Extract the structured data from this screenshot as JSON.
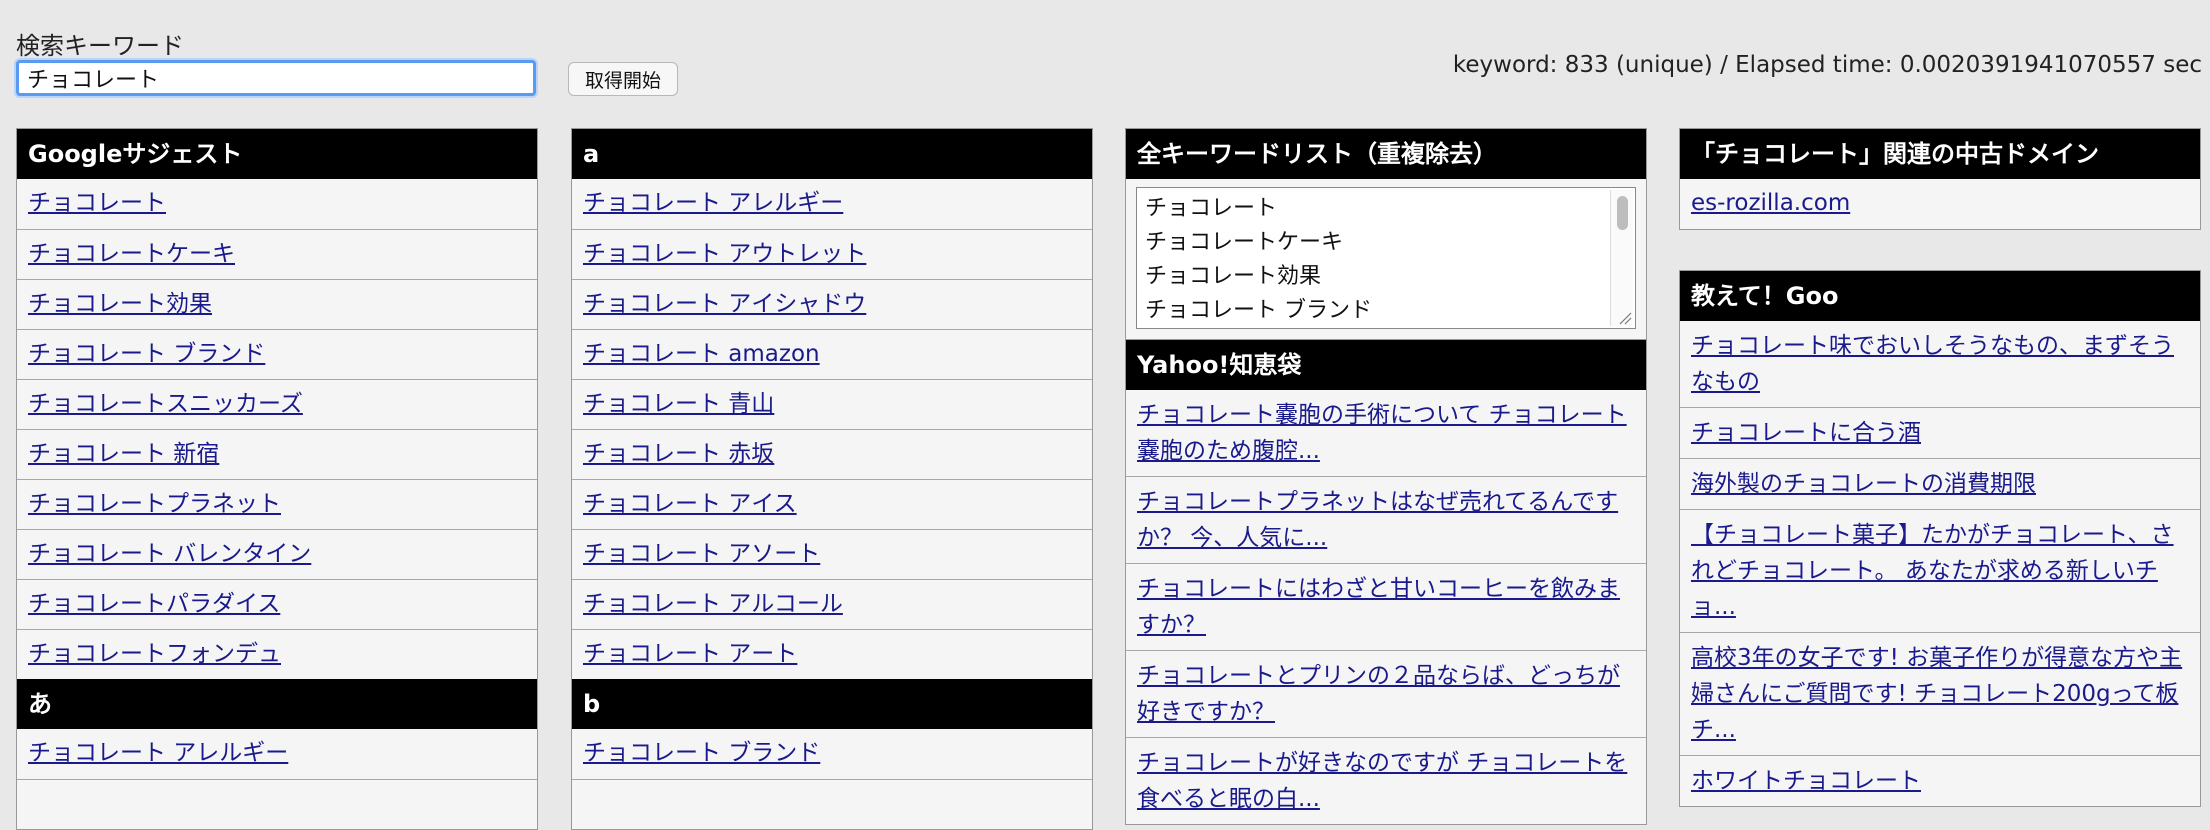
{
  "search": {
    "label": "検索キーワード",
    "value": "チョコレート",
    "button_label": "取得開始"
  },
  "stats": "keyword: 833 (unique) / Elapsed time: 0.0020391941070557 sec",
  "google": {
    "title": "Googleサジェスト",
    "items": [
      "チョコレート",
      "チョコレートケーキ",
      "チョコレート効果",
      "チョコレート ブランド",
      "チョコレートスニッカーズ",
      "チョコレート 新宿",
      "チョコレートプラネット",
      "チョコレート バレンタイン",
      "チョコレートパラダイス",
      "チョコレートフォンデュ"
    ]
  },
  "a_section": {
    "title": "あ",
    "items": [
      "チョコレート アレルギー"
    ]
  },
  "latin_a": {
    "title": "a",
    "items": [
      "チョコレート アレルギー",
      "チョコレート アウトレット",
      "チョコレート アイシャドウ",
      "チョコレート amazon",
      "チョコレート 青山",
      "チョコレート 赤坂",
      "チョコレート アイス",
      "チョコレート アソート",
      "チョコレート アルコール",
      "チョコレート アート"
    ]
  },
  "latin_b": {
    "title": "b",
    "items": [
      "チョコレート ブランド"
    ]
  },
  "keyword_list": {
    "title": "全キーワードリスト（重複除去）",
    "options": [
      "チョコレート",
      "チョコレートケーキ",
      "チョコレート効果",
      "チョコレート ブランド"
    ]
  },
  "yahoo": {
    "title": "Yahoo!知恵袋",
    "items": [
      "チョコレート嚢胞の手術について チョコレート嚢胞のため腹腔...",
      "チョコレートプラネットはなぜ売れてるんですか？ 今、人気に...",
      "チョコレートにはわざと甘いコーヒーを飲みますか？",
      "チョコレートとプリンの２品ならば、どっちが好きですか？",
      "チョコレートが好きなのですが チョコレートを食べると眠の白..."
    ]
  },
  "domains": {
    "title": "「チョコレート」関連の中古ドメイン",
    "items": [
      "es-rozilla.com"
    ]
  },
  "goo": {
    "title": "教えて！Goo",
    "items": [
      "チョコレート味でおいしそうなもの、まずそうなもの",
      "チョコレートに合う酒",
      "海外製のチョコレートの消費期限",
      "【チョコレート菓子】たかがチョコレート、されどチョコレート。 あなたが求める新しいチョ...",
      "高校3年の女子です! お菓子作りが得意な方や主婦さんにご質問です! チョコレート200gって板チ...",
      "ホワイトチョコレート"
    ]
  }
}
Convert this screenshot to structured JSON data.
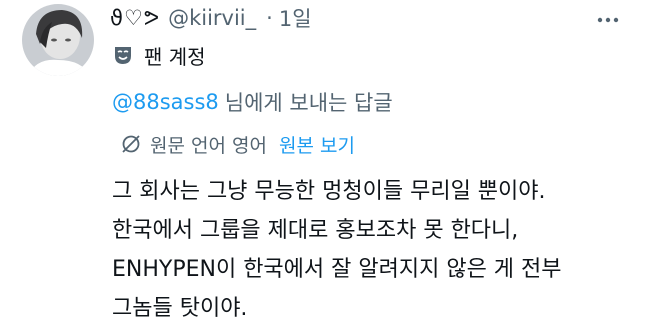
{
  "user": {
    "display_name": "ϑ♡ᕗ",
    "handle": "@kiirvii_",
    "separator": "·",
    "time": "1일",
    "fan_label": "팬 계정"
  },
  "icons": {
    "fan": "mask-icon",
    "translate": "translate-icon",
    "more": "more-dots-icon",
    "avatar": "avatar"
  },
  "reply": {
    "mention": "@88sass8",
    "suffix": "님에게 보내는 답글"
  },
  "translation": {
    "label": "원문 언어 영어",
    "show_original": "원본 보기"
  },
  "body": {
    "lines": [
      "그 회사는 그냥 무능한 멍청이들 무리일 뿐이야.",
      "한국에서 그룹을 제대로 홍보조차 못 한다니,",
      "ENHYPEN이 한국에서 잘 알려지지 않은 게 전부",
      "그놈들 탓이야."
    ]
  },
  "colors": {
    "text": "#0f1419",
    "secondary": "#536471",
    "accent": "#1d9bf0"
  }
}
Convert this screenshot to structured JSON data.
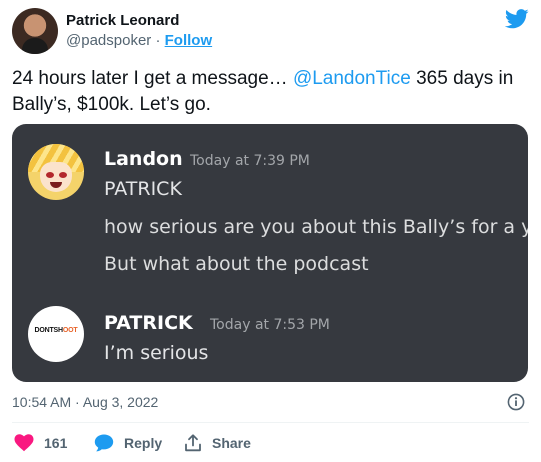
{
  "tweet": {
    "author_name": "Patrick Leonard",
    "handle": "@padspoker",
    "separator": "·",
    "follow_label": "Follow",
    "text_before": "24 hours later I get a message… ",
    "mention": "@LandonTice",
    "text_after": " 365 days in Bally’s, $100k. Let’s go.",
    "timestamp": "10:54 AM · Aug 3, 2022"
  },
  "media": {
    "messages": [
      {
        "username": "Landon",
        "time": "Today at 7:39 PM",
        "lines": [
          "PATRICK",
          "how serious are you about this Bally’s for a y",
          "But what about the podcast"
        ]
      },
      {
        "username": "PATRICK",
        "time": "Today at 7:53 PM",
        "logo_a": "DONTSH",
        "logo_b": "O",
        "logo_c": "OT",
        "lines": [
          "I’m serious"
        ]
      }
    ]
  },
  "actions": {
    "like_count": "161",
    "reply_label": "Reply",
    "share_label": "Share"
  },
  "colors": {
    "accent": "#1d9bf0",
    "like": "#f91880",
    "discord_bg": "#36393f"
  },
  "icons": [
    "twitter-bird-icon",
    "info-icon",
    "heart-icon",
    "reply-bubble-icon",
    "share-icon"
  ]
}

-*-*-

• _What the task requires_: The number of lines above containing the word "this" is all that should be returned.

• _Result_: 4